By Heather Stringer
In 2010, the Institute of Medicine issued eight recommendations that dared to transform the nursing profession by 2020. This year marks the midway point for reaching the goals outlined in the report “The Future of Nursing: Leading Change, Advancing Health,” Recommendation 3 of which is to implement nurse residency programs. Statistics at halftime offer a glimpse into nursing’s progress so far.
Recommendation 3: A closer look
The Future of Nursing: Campaign for Action leaders acknowledge that it has been challenging to execute Recommendation 3. “There is evidence that residency programs help increase the competency of nurses and retention, but it is hard to pay for these programs,” said Susan Hassmiller, PhD, RN, FAAN, the Robert Wood Johnson Foundation senior adviser for nursing. “Whose responsibility is it? The schools of nursing, the hospitals, the insurance providers? With everything being cut back in healthcare and some hospitals in the red, they have to make hard decisions about allocating resources, and residency programs do not always take a first priority.”
Despite these challenges, a study released in February in the Journal of Nursing Administration reported a 10% increase in the number of hospitals offering nurse residency programs between 2011 and 2013. In 2013, 41% of institutions offered RN residencies to new graduates.
To encourage more facilities to implement the recommendations, the RWJF created grants of up to $150,000 that could be used by the state action coalitions. So far six of the 31 allocated state grants are being used for nurse residency programs. The six states are Rhode Island, Idaho, Utah, West Virginia, Arkansas and Nevada.
Proving their worth
Although the cost of a nurse residency program may seem like a barrier, nurse leaders in some hospitals made the case to hospital administrators that these programs would not only save money but also improve the quality of care.
“Our residents work closely with staff nurses who serve as coaches,” said Joan Kavanagh, MSN, RN, NEA-BC, associate CNO of education and professional development at the Cleveland Clinic in Ohio. “Learning in context with an experienced coach compresses the time to competency and that is the big money saver and also the key to patient safety.”
The Cleveland Clinic launched a nurse residency program in 2014 in which nurses were assessed before entering the residency to determine the areas where they lacked experience, and their training was tailored accordingly.
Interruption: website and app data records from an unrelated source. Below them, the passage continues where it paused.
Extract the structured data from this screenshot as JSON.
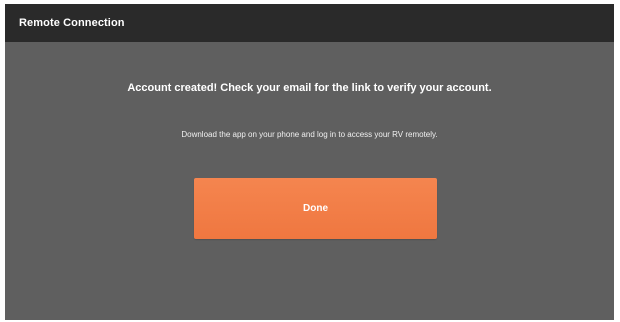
{
  "header": {
    "title": "Remote Connection"
  },
  "main": {
    "message": "Account created! Check your email for the link to verify your account.",
    "submessage": "Download the app on your phone and log in to access your RV remotely.",
    "done_label": "Done"
  },
  "colors": {
    "header_bg": "#2a2a2a",
    "panel_bg": "#5f5f5f",
    "accent": "#f17a45"
  }
}
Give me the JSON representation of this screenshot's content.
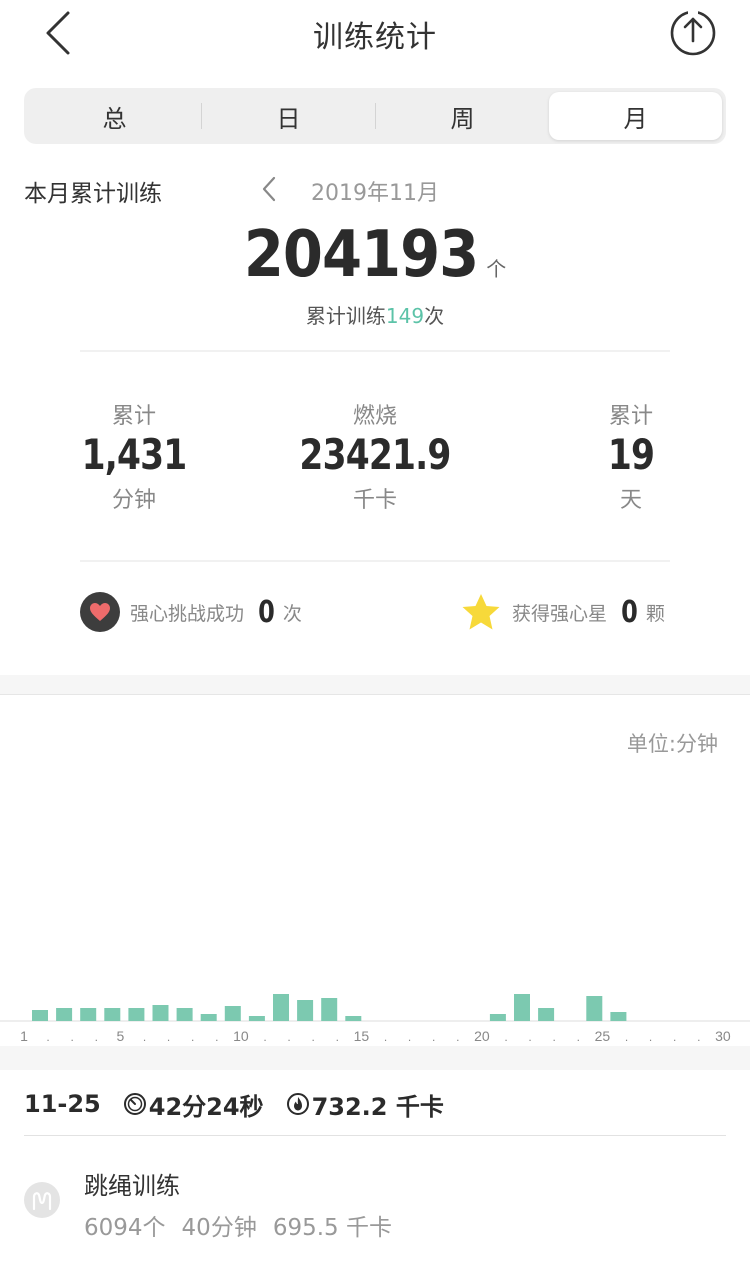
{
  "navbar": {
    "title": "训练统计",
    "back_icon": "chevron-left-icon",
    "share_icon": "share-upload-icon"
  },
  "tabs": [
    {
      "label": "总",
      "active": false
    },
    {
      "label": "日",
      "active": false
    },
    {
      "label": "周",
      "active": false
    },
    {
      "label": "月",
      "active": true
    }
  ],
  "summary": {
    "label": "本月累计训练",
    "date": "2019年11月",
    "total": "204193",
    "total_unit": "个",
    "sessions_prefix": "累计训练",
    "sessions_count": "149",
    "sessions_suffix": "次"
  },
  "stats": [
    {
      "top": "累计",
      "value": "1,431",
      "bottom": "分钟"
    },
    {
      "top": "燃烧",
      "value": "23421.9",
      "bottom": "千卡"
    },
    {
      "top": "累计",
      "value": "19",
      "bottom": "天"
    }
  ],
  "badges": {
    "heart": {
      "label": "强心挑战成功",
      "value": "0",
      "unit": "次"
    },
    "star": {
      "label": "获得强心星",
      "value": "0",
      "unit": "颗"
    }
  },
  "chart_unit": "单位:分钟",
  "colors": {
    "accent": "#5cc3a8",
    "bar": "#7cc9b0",
    "star": "#f7d93a",
    "heart": "#ee6b6b"
  },
  "chart_data": {
    "type": "bar",
    "x": [
      1,
      2,
      3,
      4,
      5,
      6,
      7,
      8,
      9,
      10,
      11,
      12,
      13,
      14,
      15,
      16,
      17,
      18,
      19,
      20,
      21,
      22,
      23,
      24,
      25,
      26,
      27,
      28,
      29,
      30
    ],
    "values": [
      11,
      13,
      13,
      13,
      13,
      16,
      13,
      7,
      15,
      5,
      27,
      21,
      23,
      5,
      0,
      0,
      0,
      0,
      0,
      7,
      27,
      13,
      0,
      25,
      9,
      0,
      0,
      0,
      0,
      0
    ],
    "tick_labels": [
      "1",
      "5",
      "10",
      "15",
      "20",
      "25",
      "30"
    ],
    "ylabel": "单位:分钟"
  },
  "day_detail": {
    "date": "11-25",
    "duration": "42分24秒",
    "calories": "732.2 千卡"
  },
  "record": {
    "title": "跳绳训练",
    "count": "6094个",
    "minutes": "40分钟",
    "calories": "695.5 千卡"
  }
}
The residents also were not paid a full salary until they demonstrated a level of competency, and then they moved to a full salary while still working with a coach.
“This has been a passion of ours for many years because we really wanted to support new grads and nurses who are making a major clinical career change,” Kavanagh said. “With the support of a coach, educator and manager throughout the core curriculum, we have seen an improvement in speed to practice and confidence to care for patients independently.”
Heather Stringer is a freelance writer.